The remains of the old Huntly Distillery
Huntly Distillery was
founded in 1824, just after the licensing acts in 1822/3, by John Robertson and
It was still producing whisky in 1860 but had ceased operating by 1867.
Duncan Taylor & Company has ownership of one of the largest privately-held collections of rare scotch whisky casks. The company has been “laying down” casks from premium Scottish distilleries for decades and has, in recent years, made its branded products available to whisky connoisseurs throughout the World.
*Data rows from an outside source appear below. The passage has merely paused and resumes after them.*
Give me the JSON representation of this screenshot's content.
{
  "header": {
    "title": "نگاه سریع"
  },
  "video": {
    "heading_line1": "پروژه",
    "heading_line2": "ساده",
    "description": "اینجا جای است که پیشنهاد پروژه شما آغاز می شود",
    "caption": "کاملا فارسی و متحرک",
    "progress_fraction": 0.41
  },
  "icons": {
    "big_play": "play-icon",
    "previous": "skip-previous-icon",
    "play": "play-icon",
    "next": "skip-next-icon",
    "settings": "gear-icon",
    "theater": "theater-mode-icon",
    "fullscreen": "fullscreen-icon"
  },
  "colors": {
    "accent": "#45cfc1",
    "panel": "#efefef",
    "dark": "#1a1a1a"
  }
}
Duncan Taylor has its origins in Glasgow where the company was initially a merchant and broker of Scotch Whisky casks within the Industry. Devotion to the principle of providing only the finest casks to be filled at Scotland’s leading distilleries has been a key feature of the company’s history and this tradition of building an outstanding portfolio of only the finest scotch whiskies is being maintained to this day by the current owners.
When the company moved its headquarters to the North East of Scotland, close to Speyside – Scotland’s largest whisky producing region – it also took the decision to focus on the production and marketing of its own brands and to cease the “brokering” of whisky in cask form to Distillery companies and Independent bottlers.
Pictures of the old Granary, to be converted into a distillery
News in the press about the distillery.
Malt Maniacs: “An Interview
with Duncan Taylor’s Euan Shand”
Malt Madness: “The status of the Huntly website by the
beginning of 2011 did not suggest a lot of activity yet.”
Planet Whiskies: “Huntly Distillery is currently
developing the first fully carbon neutral distillery in Scotland.”
Whisky Intelligence: “Stuart Robertson Appointed
Manager of Huntley Distillery”
Whiskycast: “DUNCAN TAYLOR MOVING AHEAD WITH HUNTLY DISTILLERY”
Whisky Emporium: “It
has now been announced that the site will be cleared and made ready for
redevelopment to build the distillery”
ScotchWhisky.com: “Plans have been in place since 2007
for the firm to build its own distillery”